    • L-dan


      1. looking at the larger organizations involved, the doctors themselves are not spending millions. How much taxpayer money is Texas spending to defend laws that are clearly designed to gain points with the anti-abortion base rather than actually address patient safety?

      2. Do point out where there is any evidence that these laws make clinics safer. The requirement for admitting privileges is well-documented as a. not improving safety in the least, and b. restricting access thus actually making abortion less safe as women turn to black market pills and the like. Additionally, there is no need to do first trimester abortions (which is all that some clinics offer) at an ambulatory surgery center.

      3. Where are the laws fighting to make all the *other* clinics doing outpatient procedures safer? All this focus on abortion, while ignoring other outpatient facilities, makes it hard to believe that legislators are truly interested in safety.

    • goatini

      Concern troll is (not really) concerned.

      LIE Action Spews troll is flagged for trolling.

      • http://www.deannaw.wordpress.com Deanna Candler

        disagreeing is trolling? noted

        • Shan

          Exactly what about the article are you disagreeing with? Please reference the article itself.

        • goatini

          Citing a deceptive meme that has no basis in fact, to attempt to assert an untenable position, IS trolling.

          Go back to LIE Action Spews and whine about how the supporters of the civil, human and Constitutional rights of female US citizens called you out on your BS.

        • expect_resistance

          Here’s a hint for you. When you say doctors as in “doctors” in quotations, that is a dead give away you are a troll.

    • Jennifer Starr

      You don’t care about making the clinics safe. You care about closing them down. Let’s not be disingenuous here.

    • http://plumstchili.blogspot.com/ Plum Dumpling

      Flagged for nasty BS.

    • Ivy Mike

      Interesting how politicians, at the behest of their jackleg preacher and religious fanatic supporters, choose to spend millions of dollars of taxpayer monies defending legislation that is unnecessary, discriminatory, and motivated solely by their anti-choice bullshit.

      Tell me, do you think the taxpayers signed up for this? Do you think that if they knew how much of their money would have to be spent humoring anti-choice groups and “leaders”, and harassing people whose private decisions are none of their concern, they would be on board with this??

    • Ivy Mike

      As if you or your ilk give one hot shit about the “safety” of these clinics. Your entire, stated, and blatantly obvious goal is to shut them down completely.

      So, why the lies and bullshit? Why not just admit what you really want, explain the real reasons, and go for it?

      Why indeed? Too chickenshit to admit it? Realize that you’d completely lose if your fanatical, religious-based, anti-woman, anti-sex, anti-liberty, and anti-modernity goals and motivations came to light?

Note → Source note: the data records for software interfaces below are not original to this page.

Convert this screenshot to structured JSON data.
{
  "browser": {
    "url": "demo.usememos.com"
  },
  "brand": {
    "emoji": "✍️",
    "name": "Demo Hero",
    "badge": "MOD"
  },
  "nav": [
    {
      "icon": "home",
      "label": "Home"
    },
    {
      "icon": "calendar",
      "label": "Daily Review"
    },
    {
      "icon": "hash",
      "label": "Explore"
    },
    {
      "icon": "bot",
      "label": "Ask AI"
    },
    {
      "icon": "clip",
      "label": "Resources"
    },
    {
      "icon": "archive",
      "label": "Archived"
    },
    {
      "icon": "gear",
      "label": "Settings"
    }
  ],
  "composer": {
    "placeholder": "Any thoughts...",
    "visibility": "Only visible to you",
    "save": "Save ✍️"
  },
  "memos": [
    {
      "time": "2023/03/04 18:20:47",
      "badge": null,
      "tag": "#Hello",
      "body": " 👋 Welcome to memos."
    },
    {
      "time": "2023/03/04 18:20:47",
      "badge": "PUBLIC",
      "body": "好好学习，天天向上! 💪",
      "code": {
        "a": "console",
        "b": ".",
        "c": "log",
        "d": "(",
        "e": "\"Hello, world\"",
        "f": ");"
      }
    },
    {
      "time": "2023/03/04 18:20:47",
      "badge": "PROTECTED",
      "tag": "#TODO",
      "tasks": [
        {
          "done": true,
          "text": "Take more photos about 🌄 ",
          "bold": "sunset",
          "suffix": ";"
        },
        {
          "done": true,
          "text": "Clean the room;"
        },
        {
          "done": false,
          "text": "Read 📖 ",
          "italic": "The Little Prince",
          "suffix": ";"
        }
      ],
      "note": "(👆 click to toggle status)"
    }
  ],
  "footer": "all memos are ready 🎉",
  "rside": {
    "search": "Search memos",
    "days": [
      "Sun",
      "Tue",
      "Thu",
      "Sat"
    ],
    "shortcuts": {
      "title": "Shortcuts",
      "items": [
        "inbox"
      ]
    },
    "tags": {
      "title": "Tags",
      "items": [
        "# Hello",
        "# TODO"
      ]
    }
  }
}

      Why, indeed? I think we all really know.

    • Ramanusia

      Given that their clinics are already as safe as possible for the women that use them and the things the bill requires in no way provides safety for the women, they’ve admitted the whole purpose of the TRAP law was to shut down clinics, which makes this bill designed to make it as unsafe for women as possible, they’re doctors without the scare quotes. See, the doctors actually care about women’s health and safety, while the bill’s authors on “care” about denying women access to safe care. How do we know it’s safe and that these doctors are doing their jobs without endangering women? The lack of women actually suffering from the fictional horrors made up by the CONS. They don’t need admitting privileges since the women who use the services of the clinics don’t need hospital admissions.

      Interesting how you have no problem with these law makers spending millions on court cases on blatantly unconstitutional laws, but refuse to spend that money on making health care access for women as safe as possible, instead encouraging them to seek out desperate measures that have in the past and will again endanger those women’s lives.

      It’s like you only “care” about women’s lives when you’re deliberately trying to harm them.